## Task objective
All entries are to be printed again exactly, with their images omitted.

## Task data

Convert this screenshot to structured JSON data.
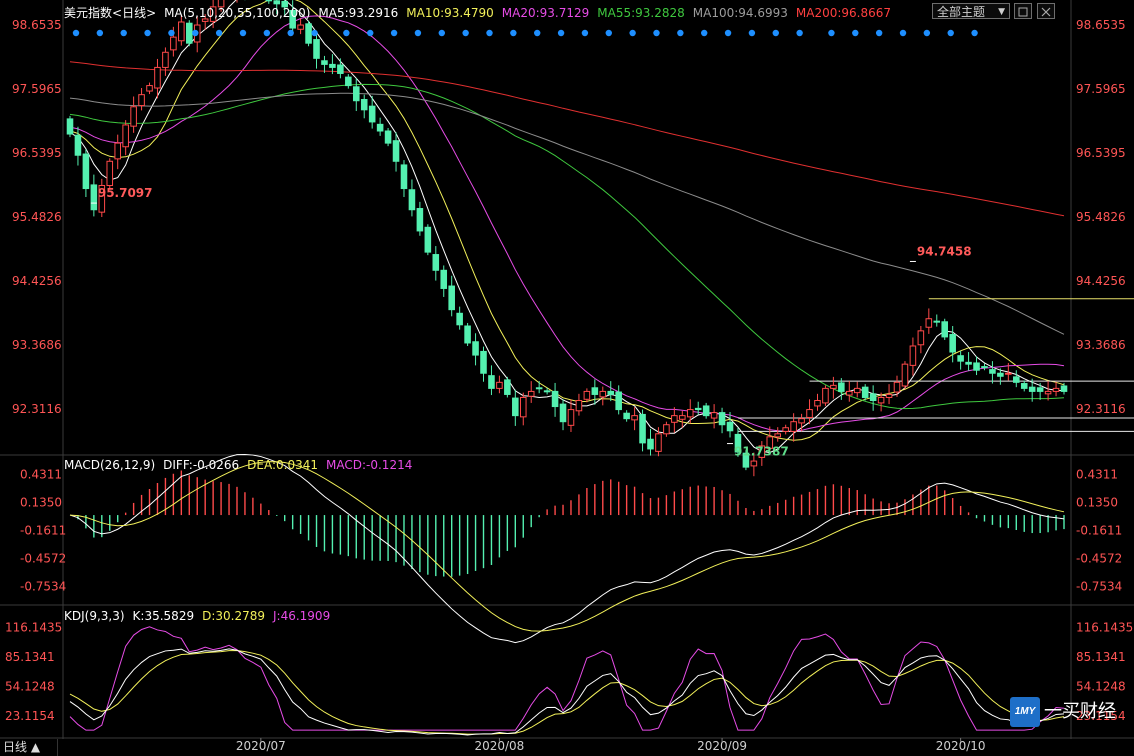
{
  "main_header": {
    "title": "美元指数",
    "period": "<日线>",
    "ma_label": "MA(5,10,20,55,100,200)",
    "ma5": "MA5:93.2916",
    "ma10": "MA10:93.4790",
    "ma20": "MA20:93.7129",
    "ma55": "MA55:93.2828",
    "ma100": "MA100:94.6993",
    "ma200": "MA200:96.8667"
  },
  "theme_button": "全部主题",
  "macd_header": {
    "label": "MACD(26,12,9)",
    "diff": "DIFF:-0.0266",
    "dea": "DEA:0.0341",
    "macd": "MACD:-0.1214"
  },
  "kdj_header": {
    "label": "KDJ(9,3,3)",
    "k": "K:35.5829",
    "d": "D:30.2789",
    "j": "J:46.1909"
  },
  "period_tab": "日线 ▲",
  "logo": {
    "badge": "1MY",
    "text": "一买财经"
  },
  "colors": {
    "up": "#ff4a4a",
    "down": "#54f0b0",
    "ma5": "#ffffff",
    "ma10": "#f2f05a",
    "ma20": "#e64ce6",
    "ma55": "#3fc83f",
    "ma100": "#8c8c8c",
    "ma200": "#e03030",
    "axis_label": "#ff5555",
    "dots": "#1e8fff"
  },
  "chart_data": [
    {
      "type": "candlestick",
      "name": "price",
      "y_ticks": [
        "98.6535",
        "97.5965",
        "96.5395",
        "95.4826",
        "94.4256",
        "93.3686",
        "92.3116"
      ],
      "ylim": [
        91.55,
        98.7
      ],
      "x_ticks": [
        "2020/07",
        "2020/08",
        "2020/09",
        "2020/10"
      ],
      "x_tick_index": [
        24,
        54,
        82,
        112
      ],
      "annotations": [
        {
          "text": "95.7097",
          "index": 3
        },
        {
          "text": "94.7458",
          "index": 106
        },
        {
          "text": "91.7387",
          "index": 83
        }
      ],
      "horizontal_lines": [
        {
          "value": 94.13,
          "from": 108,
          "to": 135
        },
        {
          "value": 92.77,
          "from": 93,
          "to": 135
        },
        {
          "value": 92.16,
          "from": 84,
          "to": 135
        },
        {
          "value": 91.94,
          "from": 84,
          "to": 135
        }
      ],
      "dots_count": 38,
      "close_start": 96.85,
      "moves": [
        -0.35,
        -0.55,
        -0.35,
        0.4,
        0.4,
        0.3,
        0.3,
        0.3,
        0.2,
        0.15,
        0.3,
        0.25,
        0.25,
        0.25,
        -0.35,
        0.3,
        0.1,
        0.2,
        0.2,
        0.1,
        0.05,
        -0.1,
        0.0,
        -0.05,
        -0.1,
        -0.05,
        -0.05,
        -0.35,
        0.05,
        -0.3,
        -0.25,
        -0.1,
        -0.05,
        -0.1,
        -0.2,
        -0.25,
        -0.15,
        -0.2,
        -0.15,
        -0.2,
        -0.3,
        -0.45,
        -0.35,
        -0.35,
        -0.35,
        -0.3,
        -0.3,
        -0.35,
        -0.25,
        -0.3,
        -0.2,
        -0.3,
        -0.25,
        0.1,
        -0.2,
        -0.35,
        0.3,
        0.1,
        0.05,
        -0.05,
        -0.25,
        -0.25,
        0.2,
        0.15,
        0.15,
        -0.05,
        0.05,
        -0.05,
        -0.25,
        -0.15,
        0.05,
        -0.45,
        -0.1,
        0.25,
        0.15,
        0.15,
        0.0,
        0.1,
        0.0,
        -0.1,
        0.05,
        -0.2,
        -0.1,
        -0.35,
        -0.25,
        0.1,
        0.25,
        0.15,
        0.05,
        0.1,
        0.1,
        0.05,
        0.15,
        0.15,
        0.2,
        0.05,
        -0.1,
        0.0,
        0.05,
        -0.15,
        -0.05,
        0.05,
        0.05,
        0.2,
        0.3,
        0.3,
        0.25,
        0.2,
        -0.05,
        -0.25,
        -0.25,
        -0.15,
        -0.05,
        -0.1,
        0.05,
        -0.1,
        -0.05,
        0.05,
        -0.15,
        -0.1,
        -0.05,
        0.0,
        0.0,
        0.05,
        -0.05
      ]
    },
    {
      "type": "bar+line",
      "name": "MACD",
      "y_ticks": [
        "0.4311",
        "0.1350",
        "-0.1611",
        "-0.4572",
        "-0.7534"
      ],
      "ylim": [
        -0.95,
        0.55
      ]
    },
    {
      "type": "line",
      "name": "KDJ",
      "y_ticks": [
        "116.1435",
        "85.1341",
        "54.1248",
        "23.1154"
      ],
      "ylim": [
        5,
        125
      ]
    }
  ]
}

## Solution to this exercise
Convert this screenshot to structured JSON data.
{
  "main_header": {
    "title": "美元指数",
    "period": "<日线>",
    "ma_label": "MA(5,10,20,55,100,200)",
    "ma5": "MA5:93.2916",
    "ma10": "MA10:93.4790",
    "ma20": "MA20:93.7129",
    "ma55": "MA55:93.2828",
    "ma100": "MA100:94.6993",
    "ma200": "MA200:96.8667"
  },
  "theme_button": "全部主题",
  "macd_header": {
    "label": "MACD(26,12,9)",
    "diff": "DIFF:-0.0266",
    "dea": "DEA:0.0341",
    "macd": "MACD:-0.1214"
  },
  "kdj_header": {
    "label": "KDJ(9,3,3)",
    "k": "K:35.5829",
    "d": "D:30.2789",
    "j": "J:46.1909"
  },
  "period_tab": "日线 ▲",
  "logo": {
    "badge": "1MY",
    "text": "一买财经"
  },
  "colors": {
    "up": "#ff4a4a",
    "down": "#54f0b0",
    "ma5": "#ffffff",
    "ma10": "#f2f05a",
    "ma20": "#e64ce6",
    "ma55": "#3fc83f",
    "ma100": "#8c8c8c",
    "ma200": "#e03030",
    "axis_label": "#ff5555",
    "dots": "#1e8fff"
  },
  "chart_data": [
    {
      "type": "candlestick",
      "name": "price",
      "y_ticks": [
        "98.6535",
        "97.5965",
        "96.5395",
        "95.4826",
        "94.4256",
        "93.3686",
        "92.3116"
      ],
      "ylim": [
        91.55,
        98.7
      ],
      "x_ticks": [
        "2020/07",
        "2020/08",
        "2020/09",
        "2020/10"
      ],
      "x_tick_index": [
        24,
        54,
        82,
        112
      ],
      "annotations": [
        {
          "text": "95.7097",
          "index": 3
        },
        {
          "text": "94.7458",
          "index": 106
        },
        {
          "text": "91.7387",
          "index": 83
        }
      ],
      "horizontal_lines": [
        {
          "value": 94.13,
          "from": 108,
          "to": 135
        },
        {
          "value": 92.77,
          "from": 93,
          "to": 135
        },
        {
          "value": 92.16,
          "from": 84,
          "to": 135
        },
        {
          "value": 91.94,
          "from": 84,
          "to": 135
        }
      ],
      "dots_count": 38,
      "close_start": 96.85,
      "moves": [
        -0.35,
        -0.55,
        -0.35,
        0.4,
        0.4,
        0.3,
        0.3,
        0.3,
        0.2,
        0.15,
        0.3,
        0.25,
        0.25,
        0.25,
        -0.35,
        0.3,
        0.1,
        0.2,
        0.2,
        0.1,
        0.05,
        -0.1,
        0.0,
        -0.05,
        -0.1,
        -0.05,
        -0.05,
        -0.35,
        0.05,
        -0.3,
        -0.25,
        -0.1,
        -0.05,
        -0.1,
        -0.2,
        -0.25,
        -0.15,
        -0.2,
        -0.15,
        -0.2,
        -0.3,
        -0.45,
        -0.35,
        -0.35,
        -0.35,
        -0.3,
        -0.3,
        -0.35,
        -0.25,
        -0.3,
        -0.2,
        -0.3,
        -0.25,
        0.1,
        -0.2,
        -0.35,
        0.3,
        0.1,
        0.05,
        -0.05,
        -0.25,
        -0.25,
        0.2,
        0.15,
        0.15,
        -0.05,
        0.05,
        -0.05,
        -0.25,
        -0.15,
        0.05,
        -0.45,
        -0.1,
        0.25,
        0.15,
        0.15,
        0.0,
        0.1,
        0.0,
        -0.1,
        0.05,
        -0.2,
        -0.1,
        -0.35,
        -0.25,
        0.1,
        0.25,
        0.15,
        0.05,
        0.1,
        0.1,
        0.05,
        0.15,
        0.15,
        0.2,
        0.05,
        -0.1,
        0.0,
        0.05,
        -0.15,
        -0.05,
        0.05,
        0.05,
        0.2,
        0.3,
        0.3,
        0.25,
        0.2,
        -0.05,
        -0.25,
        -0.25,
        -0.15,
        -0.05,
        -0.1,
        0.05,
        -0.1,
        -0.05,
        0.05,
        -0.15,
        -0.1,
        -0.05,
        0.0,
        0.0,
        0.05,
        -0.05
      ]
    },
    {
      "type": "bar+line",
      "name": "MACD",
      "y_ticks": [
        "0.4311",
        "0.1350",
        "-0.1611",
        "-0.4572",
        "-0.7534"
      ],
      "ylim": [
        -0.95,
        0.55
      ]
    },
    {
      "type": "line",
      "name": "KDJ",
      "y_ticks": [
        "116.1435",
        "85.1341",
        "54.1248",
        "23.1154"
      ],
      "ylim": [
        5,
        125
      ]
    }
  ]
}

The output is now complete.